This is the long-awaited episode about the Lockheed U-2 Dragon Lady reconnaissance airplaine, the highest-flying jet-powered airplane currently in use. Our guest in the episode is Carl LaRue who has been flying the U-2C and the U-2R in the 60s and 70s. In the episode we discuss the airplane itself, the challenge of flying it, as well as a number of anecdotes surrounding the Dragon Lady.
In this 100th episode of omega tau we talk to Dr. Stephen B. Johnson about system health management, a set of techniques and processes used to improve system dependability. The episode is based on a book Stephen co-edited, and as a consequence of Stephen’s background, we use aerospace examples in this episode. We discuss the fundamental concepts such as functions, states and the state vector, failures and faults. We then discuss the influence of complexity on failures, as well as human involvement. We discuss means to prevent failures such as fault isolation, redundancy and model adjustment. We conclude the three-hour conversation by looking at the future of systems engineering and system health management with a particular focus on formal methods.
This episode is a conversation about airborne wind energy. In particular, we talk to Roland Schmehl who leads a team of researchers and engineers at TU Delft who develop the Kitepower system. In this system, kites are automatically flown in a pumping pattern to extract energy from wind as an alternative to classical ground-based wind turbines.

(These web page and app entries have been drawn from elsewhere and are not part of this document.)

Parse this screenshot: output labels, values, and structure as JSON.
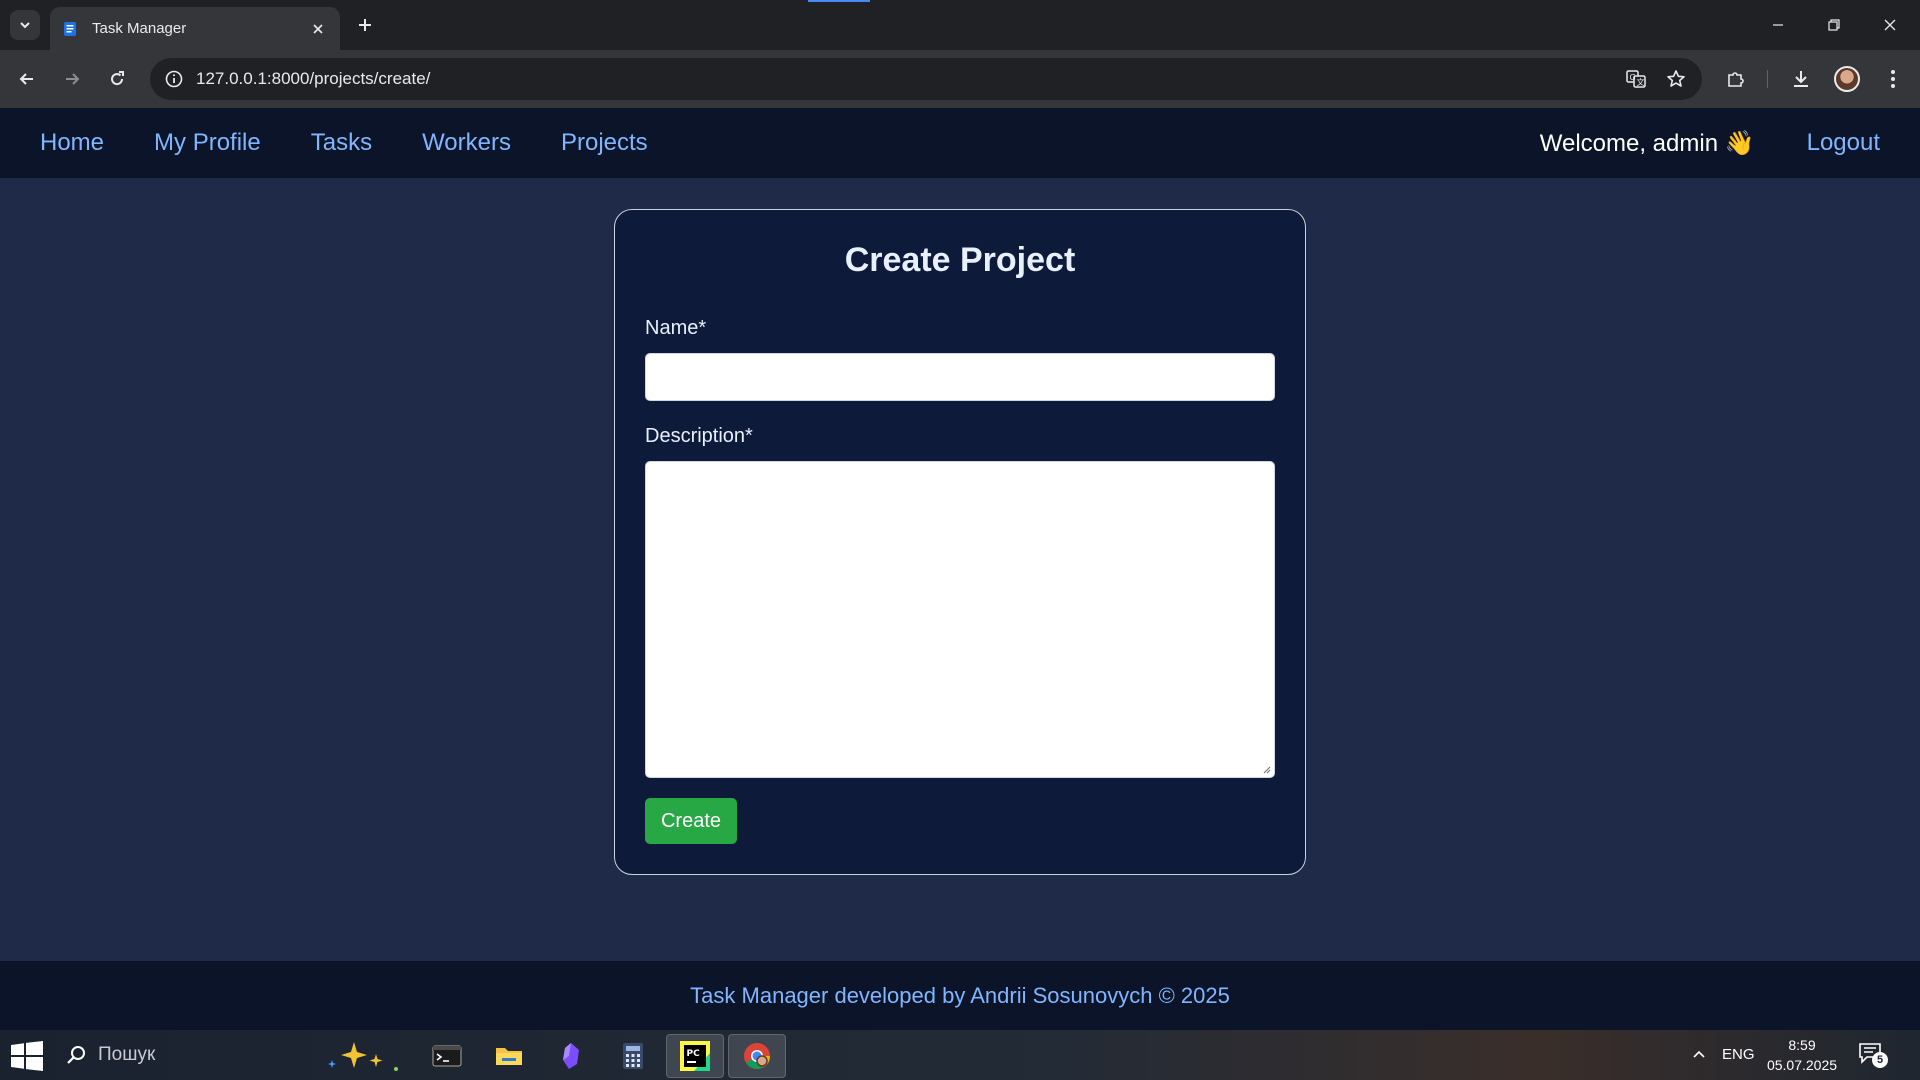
{
  "browser": {
    "tab_title": "Task Manager",
    "url": "127.0.0.1:8000/projects/create/"
  },
  "navbar": {
    "links": [
      "Home",
      "My Profile",
      "Tasks",
      "Workers",
      "Projects"
    ],
    "welcome": "Welcome, admin 👋",
    "logout": "Logout"
  },
  "form": {
    "title": "Create Project",
    "name_label": "Name*",
    "name_value": "",
    "description_label": "Description*",
    "description_value": "",
    "submit_label": "Create"
  },
  "footer": {
    "text": "Task Manager developed by Andrii Sosunovych © 2025"
  },
  "taskbar": {
    "search_placeholder": "Пошук",
    "language": "ENG",
    "time": "8:59",
    "date": "05.07.2025",
    "notification_count": "5",
    "apps": [
      "terminal-icon",
      "file-explorer-icon",
      "obsidian-icon",
      "calculator-icon",
      "pycharm-icon",
      "chrome-icon"
    ],
    "active_apps": [
      "pycharm-icon",
      "chrome-icon"
    ]
  },
  "colors": {
    "page_bg": "#1e2a47",
    "navbar_bg": "#0b1428",
    "card_bg": "#0e1a3a",
    "link": "#7fb6ff",
    "button_green": "#28a745"
  }
}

In the conversation we cover the benefits of airborne wind energy in general and of kites in particular and we cover in some detail how the Delft system works technically.

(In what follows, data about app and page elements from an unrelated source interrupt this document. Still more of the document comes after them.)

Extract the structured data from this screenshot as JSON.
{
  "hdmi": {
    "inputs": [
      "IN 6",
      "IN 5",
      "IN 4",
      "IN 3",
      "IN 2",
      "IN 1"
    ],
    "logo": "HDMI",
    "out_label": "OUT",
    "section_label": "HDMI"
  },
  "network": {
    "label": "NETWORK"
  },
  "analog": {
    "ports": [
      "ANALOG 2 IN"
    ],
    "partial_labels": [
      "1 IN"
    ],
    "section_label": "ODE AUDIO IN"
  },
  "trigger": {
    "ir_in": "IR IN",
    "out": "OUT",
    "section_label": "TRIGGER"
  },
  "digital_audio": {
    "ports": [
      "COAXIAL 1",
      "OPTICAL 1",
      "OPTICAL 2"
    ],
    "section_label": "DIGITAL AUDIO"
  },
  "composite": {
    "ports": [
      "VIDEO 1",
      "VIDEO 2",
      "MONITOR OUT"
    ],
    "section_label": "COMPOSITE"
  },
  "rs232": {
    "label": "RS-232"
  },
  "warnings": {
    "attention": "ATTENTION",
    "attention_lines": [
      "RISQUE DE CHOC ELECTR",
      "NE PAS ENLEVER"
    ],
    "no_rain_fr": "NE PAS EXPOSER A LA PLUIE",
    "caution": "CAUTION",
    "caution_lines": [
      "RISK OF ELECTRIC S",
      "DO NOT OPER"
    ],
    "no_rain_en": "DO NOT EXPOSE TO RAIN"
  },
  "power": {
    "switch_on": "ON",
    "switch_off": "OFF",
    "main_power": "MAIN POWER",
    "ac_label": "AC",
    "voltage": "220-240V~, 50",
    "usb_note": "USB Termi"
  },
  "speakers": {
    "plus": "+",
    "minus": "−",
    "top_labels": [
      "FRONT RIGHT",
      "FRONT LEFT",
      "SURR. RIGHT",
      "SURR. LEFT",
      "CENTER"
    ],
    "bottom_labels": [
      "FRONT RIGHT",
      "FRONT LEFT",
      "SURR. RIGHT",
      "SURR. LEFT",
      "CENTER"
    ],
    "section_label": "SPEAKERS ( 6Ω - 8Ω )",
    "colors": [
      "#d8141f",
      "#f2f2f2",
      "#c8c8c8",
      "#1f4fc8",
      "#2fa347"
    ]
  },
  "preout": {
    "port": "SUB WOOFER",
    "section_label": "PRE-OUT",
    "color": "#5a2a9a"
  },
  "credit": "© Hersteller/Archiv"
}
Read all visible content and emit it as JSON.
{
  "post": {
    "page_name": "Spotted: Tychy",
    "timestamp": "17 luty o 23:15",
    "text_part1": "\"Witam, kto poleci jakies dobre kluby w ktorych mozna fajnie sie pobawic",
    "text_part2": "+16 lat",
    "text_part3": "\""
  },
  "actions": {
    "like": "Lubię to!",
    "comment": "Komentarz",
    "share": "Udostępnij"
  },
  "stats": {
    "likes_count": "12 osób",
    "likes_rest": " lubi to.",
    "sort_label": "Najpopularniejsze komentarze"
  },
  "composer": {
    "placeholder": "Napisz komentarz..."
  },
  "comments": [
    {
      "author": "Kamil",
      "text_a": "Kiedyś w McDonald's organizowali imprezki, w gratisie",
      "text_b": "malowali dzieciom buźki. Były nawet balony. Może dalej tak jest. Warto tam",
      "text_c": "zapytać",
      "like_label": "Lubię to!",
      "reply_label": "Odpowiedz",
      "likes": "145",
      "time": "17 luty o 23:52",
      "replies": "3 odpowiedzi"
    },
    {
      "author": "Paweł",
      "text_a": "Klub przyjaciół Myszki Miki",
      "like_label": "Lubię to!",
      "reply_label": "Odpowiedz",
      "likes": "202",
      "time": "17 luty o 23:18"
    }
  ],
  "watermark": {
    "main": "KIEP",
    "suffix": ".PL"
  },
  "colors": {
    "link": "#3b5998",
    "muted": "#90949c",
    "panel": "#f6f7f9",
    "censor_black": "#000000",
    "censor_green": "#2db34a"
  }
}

In this episode we discuss the world’s fastest and highest flying jet-powered aircraft ever built, the Lockheed SR-71 Blackbird. Our guest is Col. (Ret) Richard Graham, a former SR-71 pilot. Our conversation is loosely based on his book Flying the SR-71, and we discuss the challenge of flying the SR-71. As a consequence of its unique capabilities and its engine and inlet design, the aircraft posed a number of very specific challenges on the pilot.